The Association, which already counts 2,000 members has a hard road ahead, since a recent study placed Italian men as the least helpful around the house in Europe. First on the agenda for house husbands, who have working pasts as managers, construction workers, butchers and firemen, when they converge today on Pietrasanta (Lucca) will be a discussion about ecological tidying up.

Italy by numbers: Women’s Work?

91.5% Italian women do the laundry
72% women cook
68% women clean
89% women take out the trash

Keeping the home fires burning — and taking the trash out, doing the laundry etc.– is still largely women’s work in Italy. The survey of 700 women conducted by Whirlpool appliances showed that Italian men are like their European counterparts in only one activity — 63.8% do home maintenance work.

Otherwise Italian stallions were dismal in lending a helping hand at home — if 10% of men in the rest of Europe at least wash the dishes, only 5% in Italy do and if 30% of European men take out the trash only 11% of Italian men do. Some say the blame rests with women: "Delegating, women perhaps fear they will lose the amount of power that by tradition and culture belongs to them," says sociologist Franco Ferrarotti. "It takes time. In Italy especially because it’s a family-centric country but things are gradually changing."

Dante: the Ultimate Pickup Line

Italian men on the beach trying to pick up women are relying more on the heavyweights of literature than bodybuilding.
According to a magazine survey of over 1,000 Italian men, some 68% of those aged 18- 55 take a book to the beach in hopes of catching the eye of a bathing beauty.
Most have a very clear idea about what sort of literature seduces — eighty percent of these tome-carrying Romeos rely on the Divine Comedy and the Bible.

“If you’re trying to make conversation, there’s nothing like a good book,” Paolo Bordoni, a 24-year-old student from Genova, told zoomata. “Dante is an easy choice because you don’t have you actually read it — I had to learn whole passages in high school by heart anyway. You just have to look like you’re reading it.”
Other pickup favorites for Italians are Giacomo Leopardi’s poems and Alessandro Manzoni’s epic love story “The Betrothed.” Although some 27% admitted favoring books instead of the usual crossword puzzle or gossip magazine because it’s important to appear ‘cultured,’ around 20% said the books were also a source of inspiration — for pickup lines.

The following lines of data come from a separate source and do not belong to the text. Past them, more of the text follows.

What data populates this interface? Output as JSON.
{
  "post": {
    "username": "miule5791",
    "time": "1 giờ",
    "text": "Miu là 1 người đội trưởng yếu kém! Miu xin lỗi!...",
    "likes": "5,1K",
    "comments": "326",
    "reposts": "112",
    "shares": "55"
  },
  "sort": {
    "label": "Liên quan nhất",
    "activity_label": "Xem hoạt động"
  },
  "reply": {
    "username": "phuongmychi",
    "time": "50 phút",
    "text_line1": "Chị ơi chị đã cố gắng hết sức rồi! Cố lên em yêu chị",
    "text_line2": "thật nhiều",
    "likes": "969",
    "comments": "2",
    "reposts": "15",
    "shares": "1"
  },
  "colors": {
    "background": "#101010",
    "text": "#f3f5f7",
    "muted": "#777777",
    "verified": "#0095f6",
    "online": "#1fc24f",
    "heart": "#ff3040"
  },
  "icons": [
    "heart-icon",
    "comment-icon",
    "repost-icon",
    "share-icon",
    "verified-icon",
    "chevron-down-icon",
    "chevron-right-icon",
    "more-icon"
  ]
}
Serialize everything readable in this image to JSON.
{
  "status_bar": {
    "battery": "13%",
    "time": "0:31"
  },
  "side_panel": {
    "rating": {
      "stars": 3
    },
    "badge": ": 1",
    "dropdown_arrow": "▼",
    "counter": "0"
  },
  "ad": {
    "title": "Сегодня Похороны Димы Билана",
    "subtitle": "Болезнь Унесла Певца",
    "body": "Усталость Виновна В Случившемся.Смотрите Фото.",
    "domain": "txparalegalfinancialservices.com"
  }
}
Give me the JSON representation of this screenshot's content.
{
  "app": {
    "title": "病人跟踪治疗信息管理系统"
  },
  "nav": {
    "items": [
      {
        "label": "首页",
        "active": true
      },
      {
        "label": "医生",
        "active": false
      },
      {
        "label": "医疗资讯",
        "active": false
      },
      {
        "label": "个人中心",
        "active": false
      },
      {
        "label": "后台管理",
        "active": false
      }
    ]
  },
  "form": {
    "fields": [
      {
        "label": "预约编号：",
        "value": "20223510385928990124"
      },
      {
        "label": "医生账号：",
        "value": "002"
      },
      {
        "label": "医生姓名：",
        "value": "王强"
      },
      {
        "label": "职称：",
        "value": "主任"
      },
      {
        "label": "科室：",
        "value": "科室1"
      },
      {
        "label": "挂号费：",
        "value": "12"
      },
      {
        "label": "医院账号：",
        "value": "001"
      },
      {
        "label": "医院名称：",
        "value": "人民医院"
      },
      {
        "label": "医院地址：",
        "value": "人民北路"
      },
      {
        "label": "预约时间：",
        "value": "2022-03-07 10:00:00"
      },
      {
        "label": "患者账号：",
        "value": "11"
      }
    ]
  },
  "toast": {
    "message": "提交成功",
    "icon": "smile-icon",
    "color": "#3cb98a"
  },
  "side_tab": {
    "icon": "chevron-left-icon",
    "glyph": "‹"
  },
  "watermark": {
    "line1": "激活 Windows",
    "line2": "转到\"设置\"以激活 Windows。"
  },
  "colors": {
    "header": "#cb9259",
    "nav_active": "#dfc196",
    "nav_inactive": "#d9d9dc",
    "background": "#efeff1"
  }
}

Related resources: An Italian Affair
An autobiographical tale of an American woman and — what else — a university professor…

Creating the Modern Chastity Belt

What started out as a joke turned into a profitable business for Italian sculptor Angelo Camerino who sells his virtuous creations in Italy and worldwide.Ten years ago the artist made a first pair of underpants in sheet metal, but the sideline didn’t really take off until American Lorena Bobbitt made headlines in 1993 for cutting off her husband’s penis. “A member of the US embassy here in Rome commissioned three chastity belts for friends in New York,” says Camerino, 70, though he wouldn’t reveal the employee’s name. “From there it really took off, I did a showing of eight and sold all of them.”
He isn’t the only one to capitalize on the Italian preoccupation with infidelity: psychologist, politician and self-proclaimed “Dr. seduction” Giuseppe Cirillo has invented an electronic chastity belt. The invention, currently in production according to Cirillo, notifies the worried partner just how long the beloved has taken off his or her underwear.
Camerino’s sheet metal belts made for either sex, lined in leather and satin, weigh about two pounds have a lock at navel level. Prices for the custom-made chastity chambers run between $1,000-1,600. The more expensive models, which decorative inlays, a heavier metal and no padding, were commissioned by the clients from Saudi Arabia.
He says he’s interested in the sculpture, not how his creations are used. “I suspect the padded and lined ones are used for erotic games — thought not too long ago, I got an order from a jealous husband in Calabria, so perhaps they are put to practical use.”
The elderly sculptor points out, however, that he would turn down commissions to make belts which hark back use as an instrument of torture — “if I thought it would do damage or otherwise harm I wouldn’t make it.”